- **WHAT THE TASK ASKS**:
Since only the words are wanted, reproduce every entry exactly and leave the images behind.

START DATASET EXTRACT

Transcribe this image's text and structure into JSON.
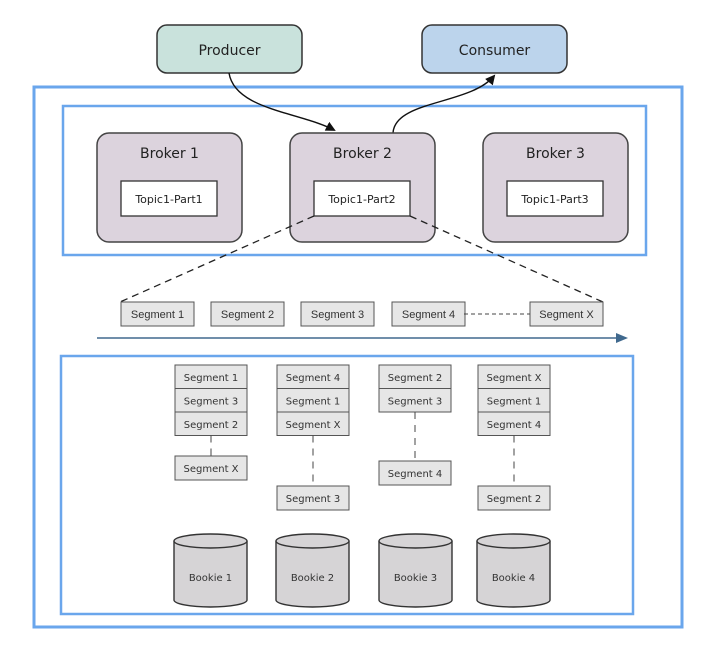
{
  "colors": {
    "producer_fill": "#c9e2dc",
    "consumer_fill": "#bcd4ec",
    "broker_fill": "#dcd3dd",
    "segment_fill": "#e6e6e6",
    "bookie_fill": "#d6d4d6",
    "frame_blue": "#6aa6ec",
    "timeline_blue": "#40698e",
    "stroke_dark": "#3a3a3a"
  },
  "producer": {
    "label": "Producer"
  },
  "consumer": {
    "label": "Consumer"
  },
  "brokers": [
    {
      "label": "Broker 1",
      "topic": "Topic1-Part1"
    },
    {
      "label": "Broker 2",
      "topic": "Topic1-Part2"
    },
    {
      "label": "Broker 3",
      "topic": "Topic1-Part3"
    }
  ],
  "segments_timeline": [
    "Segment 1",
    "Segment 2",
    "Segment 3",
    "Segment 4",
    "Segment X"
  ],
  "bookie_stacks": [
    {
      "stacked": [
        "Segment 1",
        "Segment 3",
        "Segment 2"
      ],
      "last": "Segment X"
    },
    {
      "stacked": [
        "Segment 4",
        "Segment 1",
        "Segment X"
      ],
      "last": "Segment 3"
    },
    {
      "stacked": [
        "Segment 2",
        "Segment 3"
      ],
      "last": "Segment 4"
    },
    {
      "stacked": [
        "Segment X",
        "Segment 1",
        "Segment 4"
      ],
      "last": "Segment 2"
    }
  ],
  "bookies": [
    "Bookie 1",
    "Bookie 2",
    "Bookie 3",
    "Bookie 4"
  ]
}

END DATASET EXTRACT

- **OUTPUT BELOW**:
Transcribe this image's text and structure into JSON.
{
  "colors": {
    "producer_fill": "#c9e2dc",
    "consumer_fill": "#bcd4ec",
    "broker_fill": "#dcd3dd",
    "segment_fill": "#e6e6e6",
    "bookie_fill": "#d6d4d6",
    "frame_blue": "#6aa6ec",
    "timeline_blue": "#40698e",
    "stroke_dark": "#3a3a3a"
  },
  "producer": {
    "label": "Producer"
  },
  "consumer": {
    "label": "Consumer"
  },
  "brokers": [
    {
      "label": "Broker 1",
      "topic": "Topic1-Part1"
    },
    {
      "label": "Broker 2",
      "topic": "Topic1-Part2"
    },
    {
      "label": "Broker 3",
      "topic": "Topic1-Part3"
    }
  ],
  "segments_timeline": [
    "Segment 1",
    "Segment 2",
    "Segment 3",
    "Segment 4",
    "Segment X"
  ],
  "bookie_stacks": [
    {
      "stacked": [
        "Segment 1",
        "Segment 3",
        "Segment 2"
      ],
      "last": "Segment X"
    },
    {
      "stacked": [
        "Segment 4",
        "Segment 1",
        "Segment X"
      ],
      "last": "Segment 3"
    },
    {
      "stacked": [
        "Segment 2",
        "Segment 3"
      ],
      "last": "Segment 4"
    },
    {
      "stacked": [
        "Segment X",
        "Segment 1",
        "Segment 4"
      ],
      "last": "Segment 2"
    }
  ],
  "bookies": [
    "Bookie 1",
    "Bookie 2",
    "Bookie 3",
    "Bookie 4"
  ]
}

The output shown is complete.